What the exercise asks:
Take the data that follows and return it exactly.

Extracted information:
- Opening Delimiter -

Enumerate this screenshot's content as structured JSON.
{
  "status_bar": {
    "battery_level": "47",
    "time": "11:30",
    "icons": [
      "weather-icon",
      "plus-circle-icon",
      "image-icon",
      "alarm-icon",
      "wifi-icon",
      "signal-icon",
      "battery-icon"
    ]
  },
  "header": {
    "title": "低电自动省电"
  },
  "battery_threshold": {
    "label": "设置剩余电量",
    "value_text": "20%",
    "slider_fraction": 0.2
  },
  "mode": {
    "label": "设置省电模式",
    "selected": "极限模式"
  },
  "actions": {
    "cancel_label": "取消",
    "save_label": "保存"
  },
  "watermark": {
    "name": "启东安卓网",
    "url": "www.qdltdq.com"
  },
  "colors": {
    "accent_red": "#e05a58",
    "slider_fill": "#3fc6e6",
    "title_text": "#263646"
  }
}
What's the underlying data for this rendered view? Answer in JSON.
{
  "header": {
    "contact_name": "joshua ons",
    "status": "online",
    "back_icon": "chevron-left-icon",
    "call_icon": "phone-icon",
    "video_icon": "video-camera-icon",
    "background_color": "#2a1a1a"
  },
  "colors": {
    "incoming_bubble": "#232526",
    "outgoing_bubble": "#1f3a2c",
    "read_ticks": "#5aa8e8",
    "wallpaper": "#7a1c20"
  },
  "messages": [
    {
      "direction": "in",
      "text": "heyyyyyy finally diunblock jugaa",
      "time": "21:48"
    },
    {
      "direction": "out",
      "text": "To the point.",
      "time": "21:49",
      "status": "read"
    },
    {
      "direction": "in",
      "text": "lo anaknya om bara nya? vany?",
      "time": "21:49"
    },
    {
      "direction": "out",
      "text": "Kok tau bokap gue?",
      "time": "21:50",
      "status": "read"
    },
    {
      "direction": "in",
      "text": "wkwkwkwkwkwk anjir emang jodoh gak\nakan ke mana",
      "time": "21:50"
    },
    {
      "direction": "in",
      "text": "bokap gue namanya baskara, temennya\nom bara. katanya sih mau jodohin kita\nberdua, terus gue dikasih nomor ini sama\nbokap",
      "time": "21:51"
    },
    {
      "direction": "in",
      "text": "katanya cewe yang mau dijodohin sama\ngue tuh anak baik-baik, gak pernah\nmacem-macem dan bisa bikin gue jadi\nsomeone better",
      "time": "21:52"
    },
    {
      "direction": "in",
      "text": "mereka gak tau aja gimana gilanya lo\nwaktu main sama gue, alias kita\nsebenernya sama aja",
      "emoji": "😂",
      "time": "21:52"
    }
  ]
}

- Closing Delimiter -

Your response:
Enumerate this screenshot's content as structured JSON.
{
  "status_bar": {
    "battery_level": "47",
    "time": "11:30",
    "icons": [
      "weather-icon",
      "plus-circle-icon",
      "image-icon",
      "alarm-icon",
      "wifi-icon",
      "signal-icon",
      "battery-icon"
    ]
  },
  "header": {
    "title": "低电自动省电"
  },
  "battery_threshold": {
    "label": "设置剩余电量",
    "value_text": "20%",
    "slider_fraction": 0.2
  },
  "mode": {
    "label": "设置省电模式",
    "selected": "极限模式"
  },
  "actions": {
    "cancel_label": "取消",
    "save_label": "保存"
  },
  "watermark": {
    "name": "启东安卓网",
    "url": "www.qdltdq.com"
  },
  "colors": {
    "accent_red": "#e05a58",
    "slider_fill": "#3fc6e6",
    "title_text": "#263646"
  }
}
What's the underlying data for this rendered view? Answer in JSON.
{
  "header": {
    "contact_name": "joshua ons",
    "status": "online",
    "back_icon": "chevron-left-icon",
    "call_icon": "phone-icon",
    "video_icon": "video-camera-icon",
    "background_color": "#2a1a1a"
  },
  "colors": {
    "incoming_bubble": "#232526",
    "outgoing_bubble": "#1f3a2c",
    "read_ticks": "#5aa8e8",
    "wallpaper": "#7a1c20"
  },
  "messages": [
    {
      "direction": "in",
      "text": "heyyyyyy finally diunblock jugaa",
      "time": "21:48"
    },
    {
      "direction": "out",
      "text": "To the point.",
      "time": "21:49",
      "status": "read"
    },
    {
      "direction": "in",
      "text": "lo anaknya om bara nya? vany?",
      "time": "21:49"
    },
    {
      "direction": "out",
      "text": "Kok tau bokap gue?",
      "time": "21:50",
      "status": "read"
    },
    {
      "direction": "in",
      "text": "wkwkwkwkwkwk anjir emang jodoh gak\nakan ke mana",
      "time": "21:50"
    },
    {
      "direction": "in",
      "text": "bokap gue namanya baskara, temennya\nom bara. katanya sih mau jodohin kita\nberdua, terus gue dikasih nomor ini sama\nbokap",
      "time": "21:51"
    },
    {
      "direction": "in",
      "text": "katanya cewe yang mau dijodohin sama\ngue tuh anak baik-baik, gak pernah\nmacem-macem dan bisa bikin gue jadi\nsomeone better",
      "time": "21:52"
    },
    {
      "direction": "in",
      "text": "mereka gak tau aja gimana gilanya lo\nwaktu main sama gue, alias kita\nsebenernya sama aja",
      "emoji": "😂",
      "time": "21:52"
    }
  ]
}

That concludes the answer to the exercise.